[Records drawn from a dataset]
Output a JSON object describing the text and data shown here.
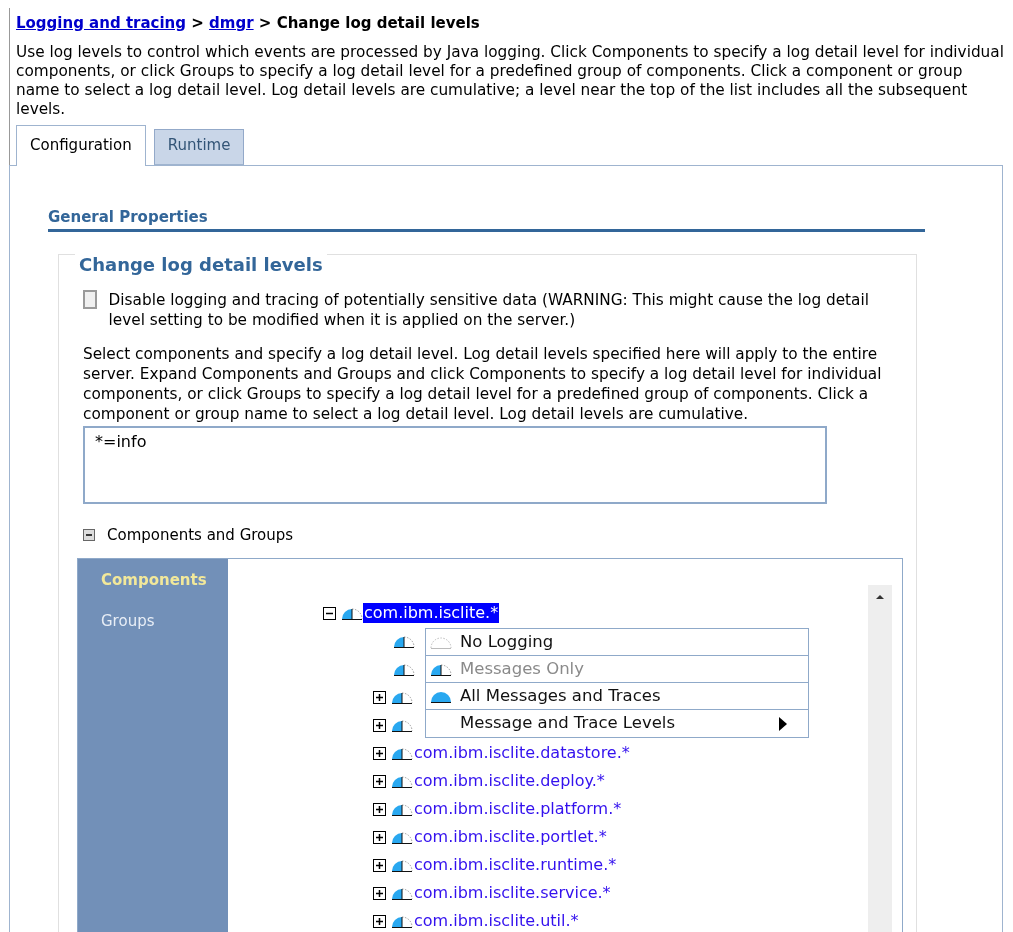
{
  "breadcrumb": [
    {
      "kind": "link",
      "text": "Logging and tracing"
    },
    {
      "kind": "sep",
      "text": ">"
    },
    {
      "kind": "link",
      "text": "dmgr"
    },
    {
      "kind": "sep",
      "text": ">"
    },
    {
      "kind": "current",
      "text": "Change log detail levels"
    }
  ],
  "description": "Use log levels to control which events are processed by Java logging. Click Components to specify a log detail level for individual components, or click Groups to specify a log detail level for a predefined group of components. Click a component or group name to select a log detail level. Log detail levels are cumulative; a level near the top of the list includes all the subsequent levels.",
  "tabs": [
    {
      "label": "Configuration",
      "selected": true
    },
    {
      "label": "Runtime",
      "selected": false
    }
  ],
  "section_title": "General Properties",
  "fieldset": {
    "legend": "Change log detail levels",
    "sensitive_checkbox": {
      "label": "Disable logging and tracing of potentially sensitive data (WARNING: This might cause the log detail level setting to be modified when it is applied on the server.)",
      "checked": false
    },
    "instructions": "Select components and specify a log detail level. Log detail levels specified here will apply to the entire server. Expand Components and Groups and click Components to specify a log detail level for individual components, or click Groups to specify a log detail level for a predefined group of components. Click a component or group name to select a log detail level. Log detail levels are cumulative.",
    "levels_field": {
      "value": "*=info"
    },
    "components_section": {
      "label": "Components and Groups",
      "expanded": true
    }
  },
  "nav": [
    {
      "label": "Components",
      "selected": true
    },
    {
      "label": "Groups",
      "selected": false
    }
  ],
  "tree": [
    {
      "kind": "folder",
      "label": "com.ibm.isclite.*",
      "expanded": true,
      "selected": true,
      "children": [
        {
          "kind": "leaf",
          "selected": false
        },
        {
          "kind": "leaf",
          "selected": false
        },
        {
          "kind": "folder",
          "expanded": false,
          "selected": false
        },
        {
          "kind": "folder",
          "expanded": false,
          "selected": false
        },
        {
          "kind": "folder",
          "label": "com.ibm.isclite.datastore.*",
          "expanded": false,
          "selected": false
        },
        {
          "kind": "folder",
          "label": "com.ibm.isclite.deploy.*",
          "expanded": false,
          "selected": false
        },
        {
          "kind": "folder",
          "label": "com.ibm.isclite.platform.*",
          "expanded": false,
          "selected": false
        },
        {
          "kind": "folder",
          "label": "com.ibm.isclite.portlet.*",
          "expanded": false,
          "selected": false
        },
        {
          "kind": "folder",
          "label": "com.ibm.isclite.runtime.*",
          "expanded": false,
          "selected": false
        },
        {
          "kind": "folder",
          "label": "com.ibm.isclite.service.*",
          "expanded": false,
          "selected": false
        },
        {
          "kind": "folder",
          "label": "com.ibm.isclite.util.*",
          "expanded": false,
          "selected": false
        }
      ]
    }
  ],
  "context_menu": [
    {
      "label": "No Logging",
      "kind": "none",
      "disabled": false
    },
    {
      "label": "Messages Only",
      "kind": "partial",
      "disabled": true
    },
    {
      "label": "All Messages and Traces",
      "kind": "full",
      "disabled": false
    },
    {
      "label": "Message and Trace Levels",
      "kind": "submenu",
      "disabled": false
    }
  ]
}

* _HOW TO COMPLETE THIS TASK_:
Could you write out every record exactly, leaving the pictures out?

* _YOUR SOLUTION_:
Output a JSON object describing the text and data shown here.
{
  "breadcrumb": [
    {
      "kind": "link",
      "text": "Logging and tracing"
    },
    {
      "kind": "sep",
      "text": ">"
    },
    {
      "kind": "link",
      "text": "dmgr"
    },
    {
      "kind": "sep",
      "text": ">"
    },
    {
      "kind": "current",
      "text": "Change log detail levels"
    }
  ],
  "description": "Use log levels to control which events are processed by Java logging. Click Components to specify a log detail level for individual components, or click Groups to specify a log detail level for a predefined group of components. Click a component or group name to select a log detail level. Log detail levels are cumulative; a level near the top of the list includes all the subsequent levels.",
  "tabs": [
    {
      "label": "Configuration",
      "selected": true
    },
    {
      "label": "Runtime",
      "selected": false
    }
  ],
  "section_title": "General Properties",
  "fieldset": {
    "legend": "Change log detail levels",
    "sensitive_checkbox": {
      "label": "Disable logging and tracing of potentially sensitive data (WARNING: This might cause the log detail level setting to be modified when it is applied on the server.)",
      "checked": false
    },
    "instructions": "Select components and specify a log detail level. Log detail levels specified here will apply to the entire server. Expand Components and Groups and click Components to specify a log detail level for individual components, or click Groups to specify a log detail level for a predefined group of components. Click a component or group name to select a log detail level. Log detail levels are cumulative.",
    "levels_field": {
      "value": "*=info"
    },
    "components_section": {
      "label": "Components and Groups",
      "expanded": true
    }
  },
  "nav": [
    {
      "label": "Components",
      "selected": true
    },
    {
      "label": "Groups",
      "selected": false
    }
  ],
  "tree": [
    {
      "kind": "folder",
      "label": "com.ibm.isclite.*",
      "expanded": true,
      "selected": true,
      "children": [
        {
          "kind": "leaf",
          "selected": false
        },
        {
          "kind": "leaf",
          "selected": false
        },
        {
          "kind": "folder",
          "expanded": false,
          "selected": false
        },
        {
          "kind": "folder",
          "expanded": false,
          "selected": false
        },
        {
          "kind": "folder",
          "label": "com.ibm.isclite.datastore.*",
          "expanded": false,
          "selected": false
        },
        {
          "kind": "folder",
          "label": "com.ibm.isclite.deploy.*",
          "expanded": false,
          "selected": false
        },
        {
          "kind": "folder",
          "label": "com.ibm.isclite.platform.*",
          "expanded": false,
          "selected": false
        },
        {
          "kind": "folder",
          "label": "com.ibm.isclite.portlet.*",
          "expanded": false,
          "selected": false
        },
        {
          "kind": "folder",
          "label": "com.ibm.isclite.runtime.*",
          "expanded": false,
          "selected": false
        },
        {
          "kind": "folder",
          "label": "com.ibm.isclite.service.*",
          "expanded": false,
          "selected": false
        },
        {
          "kind": "folder",
          "label": "com.ibm.isclite.util.*",
          "expanded": false,
          "selected": false
        }
      ]
    }
  ],
  "context_menu": [
    {
      "label": "No Logging",
      "kind": "none",
      "disabled": false
    },
    {
      "label": "Messages Only",
      "kind": "partial",
      "disabled": true
    },
    {
      "label": "All Messages and Traces",
      "kind": "full",
      "disabled": false
    },
    {
      "label": "Message and Trace Levels",
      "kind": "submenu",
      "disabled": false
    }
  ]
}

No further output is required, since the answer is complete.